What the exercise asks:
Copy the records below exactly as they appear.

Available data:

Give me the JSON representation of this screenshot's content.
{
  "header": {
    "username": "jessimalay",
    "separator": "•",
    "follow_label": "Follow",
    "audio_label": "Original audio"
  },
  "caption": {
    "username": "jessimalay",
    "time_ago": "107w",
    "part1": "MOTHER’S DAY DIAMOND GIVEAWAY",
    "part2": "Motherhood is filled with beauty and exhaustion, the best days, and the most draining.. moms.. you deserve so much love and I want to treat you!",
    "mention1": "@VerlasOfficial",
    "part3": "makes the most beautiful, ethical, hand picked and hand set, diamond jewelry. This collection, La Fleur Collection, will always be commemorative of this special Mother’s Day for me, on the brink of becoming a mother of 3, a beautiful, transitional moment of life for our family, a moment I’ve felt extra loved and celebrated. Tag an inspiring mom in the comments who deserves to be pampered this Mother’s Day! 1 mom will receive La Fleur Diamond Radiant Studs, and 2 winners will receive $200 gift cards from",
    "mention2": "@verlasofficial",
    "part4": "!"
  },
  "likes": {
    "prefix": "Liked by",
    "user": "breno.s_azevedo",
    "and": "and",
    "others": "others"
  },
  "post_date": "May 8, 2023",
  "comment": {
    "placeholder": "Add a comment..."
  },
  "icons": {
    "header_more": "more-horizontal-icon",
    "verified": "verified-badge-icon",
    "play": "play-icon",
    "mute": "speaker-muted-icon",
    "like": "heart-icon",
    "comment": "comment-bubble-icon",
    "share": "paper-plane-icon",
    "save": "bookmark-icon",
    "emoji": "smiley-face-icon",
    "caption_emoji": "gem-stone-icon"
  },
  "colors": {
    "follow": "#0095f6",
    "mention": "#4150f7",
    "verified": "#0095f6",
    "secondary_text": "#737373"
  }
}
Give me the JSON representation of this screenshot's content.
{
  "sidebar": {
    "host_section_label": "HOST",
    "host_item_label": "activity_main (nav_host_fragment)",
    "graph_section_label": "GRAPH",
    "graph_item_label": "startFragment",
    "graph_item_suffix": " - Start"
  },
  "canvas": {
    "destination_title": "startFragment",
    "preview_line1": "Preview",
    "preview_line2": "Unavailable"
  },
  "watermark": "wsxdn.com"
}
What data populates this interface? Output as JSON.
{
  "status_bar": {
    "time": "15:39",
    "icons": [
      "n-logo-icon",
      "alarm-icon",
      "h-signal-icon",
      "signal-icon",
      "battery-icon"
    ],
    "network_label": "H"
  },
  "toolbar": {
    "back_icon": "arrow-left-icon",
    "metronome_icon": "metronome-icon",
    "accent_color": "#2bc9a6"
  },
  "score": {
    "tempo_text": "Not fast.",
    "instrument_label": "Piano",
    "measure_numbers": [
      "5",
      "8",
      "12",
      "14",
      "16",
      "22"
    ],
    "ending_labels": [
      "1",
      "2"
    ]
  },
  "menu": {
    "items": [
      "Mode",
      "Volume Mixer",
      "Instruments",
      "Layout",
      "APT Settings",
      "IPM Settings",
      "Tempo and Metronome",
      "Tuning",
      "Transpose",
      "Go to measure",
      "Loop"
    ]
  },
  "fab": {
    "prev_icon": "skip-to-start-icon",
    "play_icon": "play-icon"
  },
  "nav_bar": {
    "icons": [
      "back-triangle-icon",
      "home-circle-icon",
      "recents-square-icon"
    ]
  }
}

Completed task:
Give me the JSON representation of this screenshot's content.
{
  "header": {
    "username": "jessimalay",
    "separator": "•",
    "follow_label": "Follow",
    "audio_label": "Original audio"
  },
  "caption": {
    "username": "jessimalay",
    "time_ago": "107w",
    "part1": "MOTHER’S DAY DIAMOND GIVEAWAY",
    "part2": "Motherhood is filled with beauty and exhaustion, the best days, and the most draining.. moms.. you deserve so much love and I want to treat you!",
    "mention1": "@VerlasOfficial",
    "part3": "makes the most beautiful, ethical, hand picked and hand set, diamond jewelry. This collection, La Fleur Collection, will always be commemorative of this special Mother’s Day for me, on the brink of becoming a mother of 3, a beautiful, transitional moment of life for our family, a moment I’ve felt extra loved and celebrated. Tag an inspiring mom in the comments who deserves to be pampered this Mother’s Day! 1 mom will receive La Fleur Diamond Radiant Studs, and 2 winners will receive $200 gift cards from",
    "mention2": "@verlasofficial",
    "part4": "!"
  },
  "likes": {
    "prefix": "Liked by",
    "user": "breno.s_azevedo",
    "and": "and",
    "others": "others"
  },
  "post_date": "May 8, 2023",
  "comment": {
    "placeholder": "Add a comment..."
  },
  "icons": {
    "header_more": "more-horizontal-icon",
    "verified": "verified-badge-icon",
    "play": "play-icon",
    "mute": "speaker-muted-icon",
    "like": "heart-icon",
    "comment": "comment-bubble-icon",
    "share": "paper-plane-icon",
    "save": "bookmark-icon",
    "emoji": "smiley-face-icon",
    "caption_emoji": "gem-stone-icon"
  },
  "colors": {
    "follow": "#0095f6",
    "mention": "#4150f7",
    "verified": "#0095f6",
    "secondary_text": "#737373"
  }
}
Give me the JSON representation of this screenshot's content.
{
  "sidebar": {
    "host_section_label": "HOST",
    "host_item_label": "activity_main (nav_host_fragment)",
    "graph_section_label": "GRAPH",
    "graph_item_label": "startFragment",
    "graph_item_suffix": " - Start"
  },
  "canvas": {
    "destination_title": "startFragment",
    "preview_line1": "Preview",
    "preview_line2": "Unavailable"
  },
  "watermark": "wsxdn.com"
}
What data populates this interface? Output as JSON.
{
  "status_bar": {
    "time": "15:39",
    "icons": [
      "n-logo-icon",
      "alarm-icon",
      "h-signal-icon",
      "signal-icon",
      "battery-icon"
    ],
    "network_label": "H"
  },
  "toolbar": {
    "back_icon": "arrow-left-icon",
    "metronome_icon": "metronome-icon",
    "accent_color": "#2bc9a6"
  },
  "score": {
    "tempo_text": "Not fast.",
    "instrument_label": "Piano",
    "measure_numbers": [
      "5",
      "8",
      "12",
      "14",
      "16",
      "22"
    ],
    "ending_labels": [
      "1",
      "2"
    ]
  },
  "menu": {
    "items": [
      "Mode",
      "Volume Mixer",
      "Instruments",
      "Layout",
      "APT Settings",
      "IPM Settings",
      "Tempo and Metronome",
      "Tuning",
      "Transpose",
      "Go to measure",
      "Loop"
    ]
  },
  "fab": {
    "prev_icon": "skip-to-start-icon",
    "play_icon": "play-icon"
  },
  "nav_bar": {
    "icons": [
      "back-triangle-icon",
      "home-circle-icon",
      "recents-square-icon"
    ]
  }
}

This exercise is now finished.